9. Establishment of a dominant position
Dogs sometimes use aggression to establish their position of domination. This is more commonly directed to other dogs, but it can also happen to people.
Dogs that exhibit this type of aggression feel they have to prove that they are in charge of a situation. Dogs will be aggressive when they feel that their position is being questioned.
Recent changes in a dog’s environment can make him anxious and lead him to adopt aggressive behaviours. Anxiety can be caused by the arrival of a new family member or moving to a new home.
7. Appropriation of objects
Dogs can also be aggressive when it comes to their possession (for example, their favourite toy). They can, therefore, attack other dogs if they get too close to their favourite object.
Fear is the most common reason why dogs behave aggressively toward other dogs. Fear-based behaviour is often the result of a lack of socialization, past negative experiences with other dogs or abuse by former owners. Usually, a dog will only exhibit aggressive fear-based behaviour if it feels in danger and needs to defend itself.
5. Redirected aggressiveness
Redirected aggression occurs when a dog is excited by a stimulus (such as a bell or a dog outside the window) and does not have the ability to direct its aggressiveness towards that stimulus. He will then get angry with another dog or its owner.
4. Genetic predisposition
Some dogs are genetically predisposed to aggression. Dogs of any breed can be selectively bred for intentional or unintentional aggression.
3. Protective assault
This happens most often when a mother protects her young puppies.
2. Territorial aggressiveness

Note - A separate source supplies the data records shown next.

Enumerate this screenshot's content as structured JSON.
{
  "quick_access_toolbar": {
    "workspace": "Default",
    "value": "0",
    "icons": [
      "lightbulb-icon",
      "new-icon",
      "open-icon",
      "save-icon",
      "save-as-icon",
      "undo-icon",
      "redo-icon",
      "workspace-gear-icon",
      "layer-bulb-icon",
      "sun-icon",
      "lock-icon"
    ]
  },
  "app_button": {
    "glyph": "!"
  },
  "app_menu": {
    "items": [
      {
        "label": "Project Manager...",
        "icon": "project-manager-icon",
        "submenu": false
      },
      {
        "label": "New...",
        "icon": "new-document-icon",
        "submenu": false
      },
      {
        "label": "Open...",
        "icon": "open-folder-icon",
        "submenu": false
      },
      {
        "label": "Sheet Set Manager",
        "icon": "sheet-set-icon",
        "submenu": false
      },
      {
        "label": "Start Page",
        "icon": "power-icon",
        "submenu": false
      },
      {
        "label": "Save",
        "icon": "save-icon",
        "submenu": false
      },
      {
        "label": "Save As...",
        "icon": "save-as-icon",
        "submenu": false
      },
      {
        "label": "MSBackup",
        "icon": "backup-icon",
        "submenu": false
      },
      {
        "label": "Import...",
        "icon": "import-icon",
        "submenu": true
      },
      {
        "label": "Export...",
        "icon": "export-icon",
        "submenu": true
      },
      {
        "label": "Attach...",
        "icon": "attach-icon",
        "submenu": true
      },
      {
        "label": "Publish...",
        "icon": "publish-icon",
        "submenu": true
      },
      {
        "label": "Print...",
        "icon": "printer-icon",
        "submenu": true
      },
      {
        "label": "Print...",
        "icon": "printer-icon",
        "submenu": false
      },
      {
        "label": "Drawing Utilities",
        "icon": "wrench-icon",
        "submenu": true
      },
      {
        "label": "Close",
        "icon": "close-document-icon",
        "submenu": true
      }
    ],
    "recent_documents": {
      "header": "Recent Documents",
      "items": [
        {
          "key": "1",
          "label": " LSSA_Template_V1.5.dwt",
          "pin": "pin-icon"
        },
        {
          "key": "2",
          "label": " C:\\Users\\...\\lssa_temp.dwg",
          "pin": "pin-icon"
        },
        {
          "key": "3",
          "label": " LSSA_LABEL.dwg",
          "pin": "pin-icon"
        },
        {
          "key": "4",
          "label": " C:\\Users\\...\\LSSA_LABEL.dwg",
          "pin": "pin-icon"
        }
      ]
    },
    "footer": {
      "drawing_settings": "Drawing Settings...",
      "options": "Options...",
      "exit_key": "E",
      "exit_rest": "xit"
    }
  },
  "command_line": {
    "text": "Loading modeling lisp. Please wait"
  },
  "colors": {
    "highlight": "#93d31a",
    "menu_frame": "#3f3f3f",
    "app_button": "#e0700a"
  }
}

Dogs may attempt to guard or defend their home or space. Territorial aggression includes barking and bumping into fences or windows.
1. Predatory assault
Motivated by an animal’s desire to hunt and consume food. Often, predatory behaviour is observed in dogs that chase small dogs, cats or even young children.